WORK TO BE COMPLETED:
Retype all data exactly as given. Pictures should not be retyped.

STUDY MATERIAL:
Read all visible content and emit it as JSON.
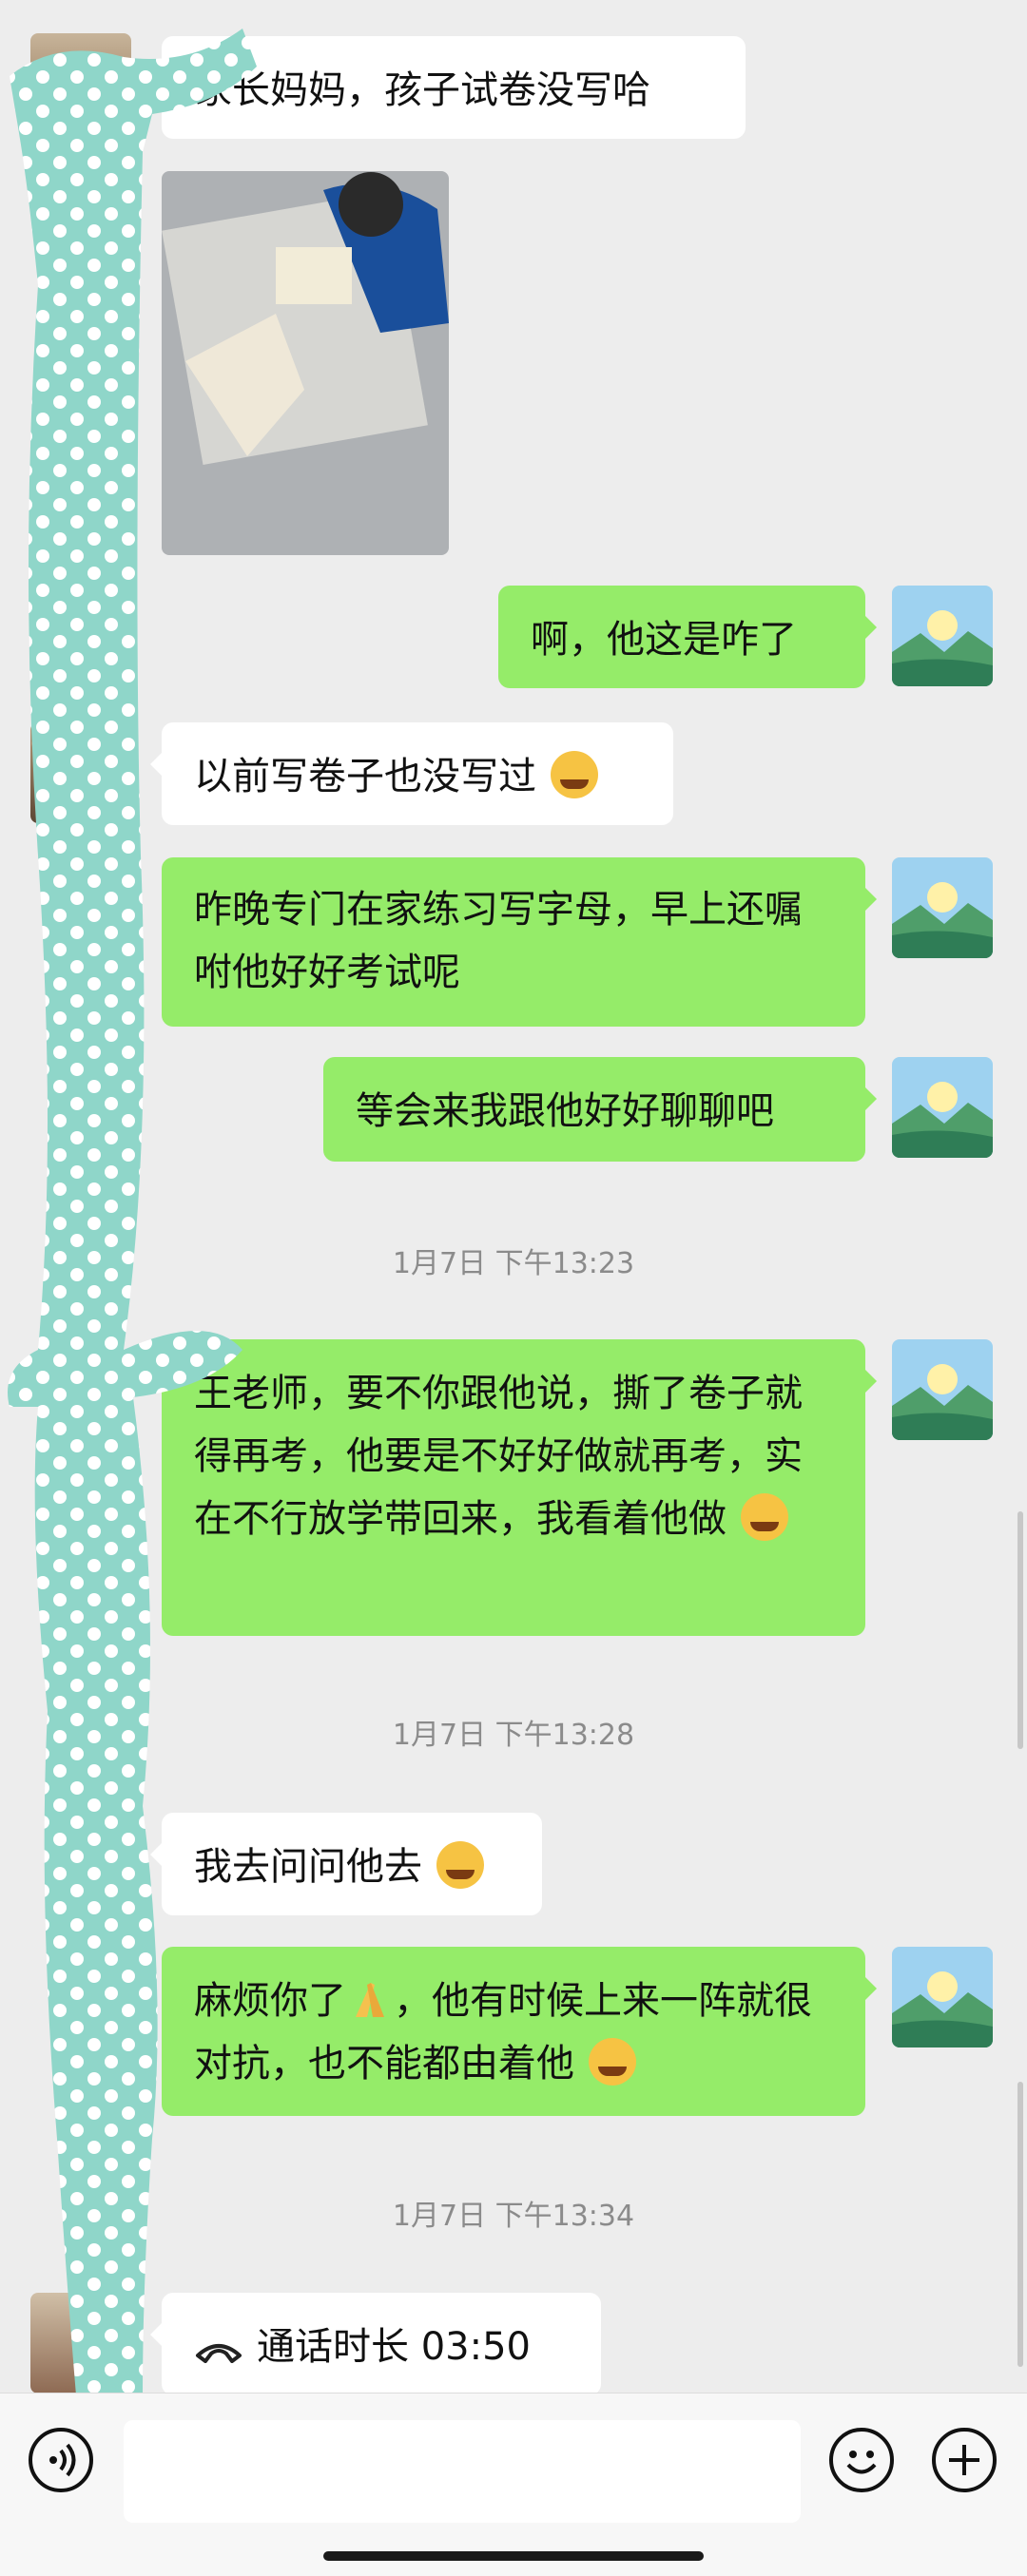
{
  "messages": {
    "m1": "家长妈妈，孩子试卷没写哈",
    "m2": "啊，他这是咋了",
    "m3": "以前写卷子也没写过",
    "m4": "昨晚专门在家练习写字母，早上还嘱咐他好好考试呢",
    "m5": "等会来我跟他好好聊聊吧",
    "m6": "王老师，要不你跟他说，撕了卷子就得再考，他要是不好好做就再考，实在不行放学带回来，我看着他做",
    "m7": "我去问问他去",
    "m8a": "麻烦你了",
    "m8b": "，他有时候上来一阵就很对抗，也不能都由着他",
    "call": "通话时长 03:50"
  },
  "times": {
    "t1": "1月7日 下午13:23",
    "t2": "1月7日 下午13:28",
    "t3": "1月7日 下午13:34"
  },
  "icons": {
    "voice": "voice-icon",
    "emoji": "emoji-face-icon",
    "plus": "plus-icon",
    "phone": "phone-icon"
  },
  "colors": {
    "background": "#ededed",
    "self_bubble": "#95ec69",
    "other_bubble": "#ffffff",
    "censor_overlay": "#8fd6c9"
  }
}
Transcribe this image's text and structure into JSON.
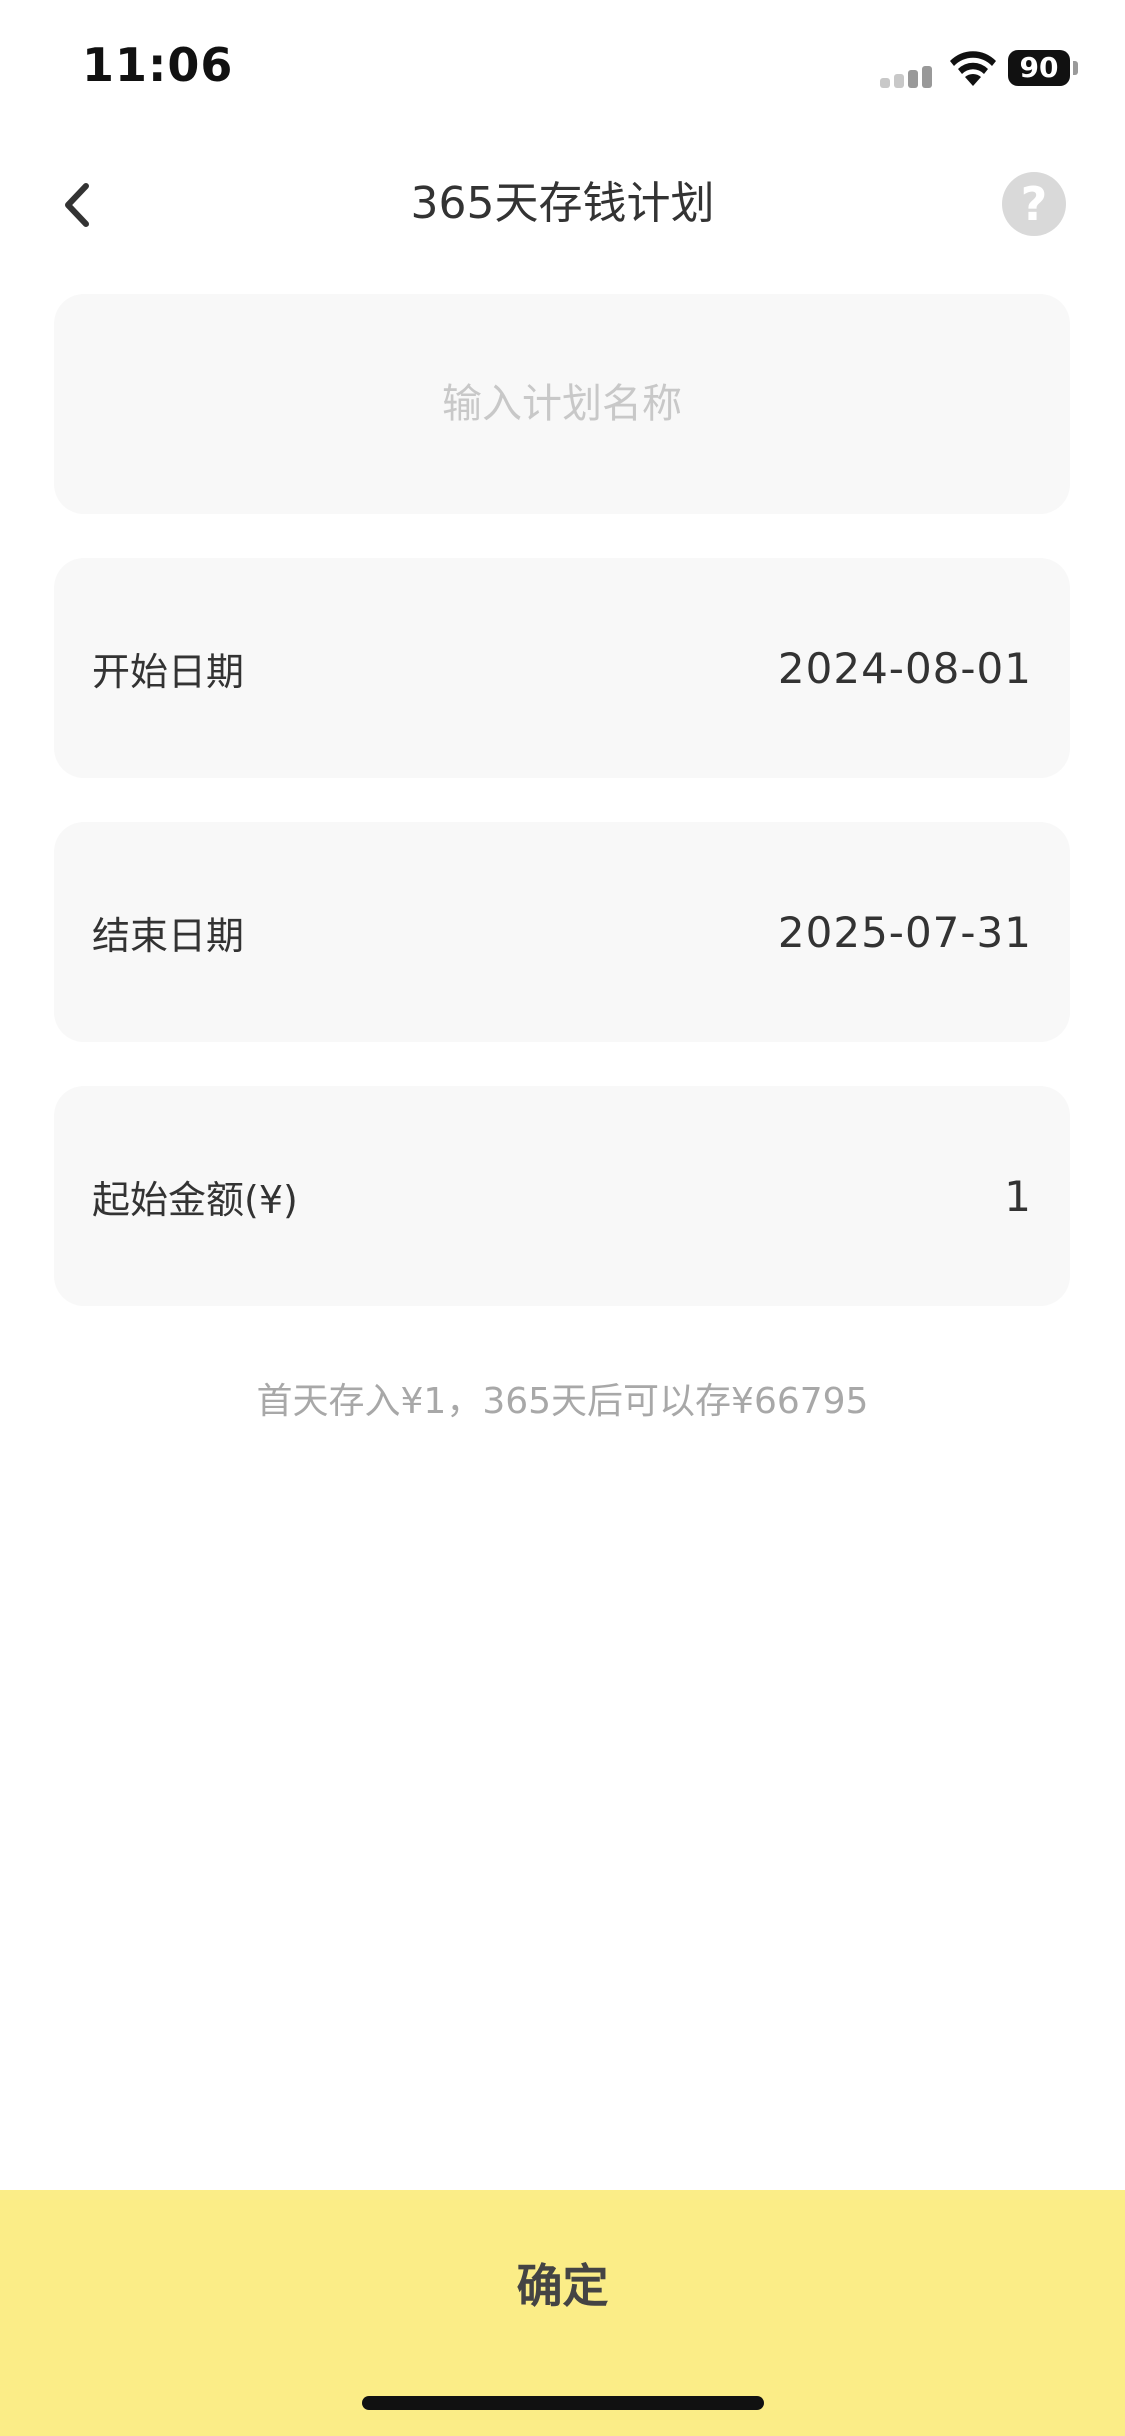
{
  "status_bar": {
    "time": "11:06",
    "battery_level": "90",
    "signal_icon": "cellular-signal-icon",
    "wifi_icon": "wifi-icon",
    "battery_icon": "battery-icon"
  },
  "nav": {
    "title": "365天存钱计划",
    "back_icon": "chevron-left-icon",
    "help_icon": "question-mark-icon",
    "help_glyph": "?"
  },
  "form": {
    "plan_name": {
      "placeholder": "输入计划名称",
      "value": ""
    },
    "start_date": {
      "label": "开始日期",
      "value": "2024-08-01"
    },
    "end_date": {
      "label": "结束日期",
      "value": "2025-07-31"
    },
    "start_amount": {
      "label": "起始金额(¥)",
      "value": "1"
    }
  },
  "summary": "首天存入¥1，365天后可以存¥66795",
  "confirm_button": {
    "label": "确定"
  },
  "colors": {
    "accent": "#fbed87",
    "card_bg": "#f8f8f8",
    "text_primary": "#333333",
    "text_muted": "#a8a8a8",
    "help_bg": "#d9d9d9"
  }
}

OUTPUT FOR THIS EXERCISE:
Read all visible content and emit it as JSON.
{
  "messages": {
    "m1": "家长妈妈，孩子试卷没写哈",
    "m2": "啊，他这是咋了",
    "m3": "以前写卷子也没写过",
    "m4": "昨晚专门在家练习写字母，早上还嘱咐他好好考试呢",
    "m5": "等会来我跟他好好聊聊吧",
    "m6": "王老师，要不你跟他说，撕了卷子就得再考，他要是不好好做就再考，实在不行放学带回来，我看着他做",
    "m7": "我去问问他去",
    "m8a": "麻烦你了",
    "m8b": "，他有时候上来一阵就很对抗，也不能都由着他",
    "call": "通话时长 03:50"
  },
  "times": {
    "t1": "1月7日 下午13:23",
    "t2": "1月7日 下午13:28",
    "t3": "1月7日 下午13:34"
  },
  "icons": {
    "voice": "voice-icon",
    "emoji": "emoji-face-icon",
    "plus": "plus-icon",
    "phone": "phone-icon"
  },
  "colors": {
    "background": "#ededed",
    "self_bubble": "#95ec69",
    "other_bubble": "#ffffff",
    "censor_overlay": "#8fd6c9"
  }
}
Transcribe this image's text and structure into JSON.
{
  "status_bar": {
    "time": "11:06",
    "battery_level": "90",
    "signal_icon": "cellular-signal-icon",
    "wifi_icon": "wifi-icon",
    "battery_icon": "battery-icon"
  },
  "nav": {
    "title": "365天存钱计划",
    "back_icon": "chevron-left-icon",
    "help_icon": "question-mark-icon",
    "help_glyph": "?"
  },
  "form": {
    "plan_name": {
      "placeholder": "输入计划名称",
      "value": ""
    },
    "start_date": {
      "label": "开始日期",
      "value": "2024-08-01"
    },
    "end_date": {
      "label": "结束日期",
      "value": "2025-07-31"
    },
    "start_amount": {
      "label": "起始金额(¥)",
      "value": "1"
    }
  },
  "summary": "首天存入¥1，365天后可以存¥66795",
  "confirm_button": {
    "label": "确定"
  },
  "colors": {
    "accent": "#fbed87",
    "card_bg": "#f8f8f8",
    "text_primary": "#333333",
    "text_muted": "#a8a8a8",
    "help_bg": "#d9d9d9"
  }
}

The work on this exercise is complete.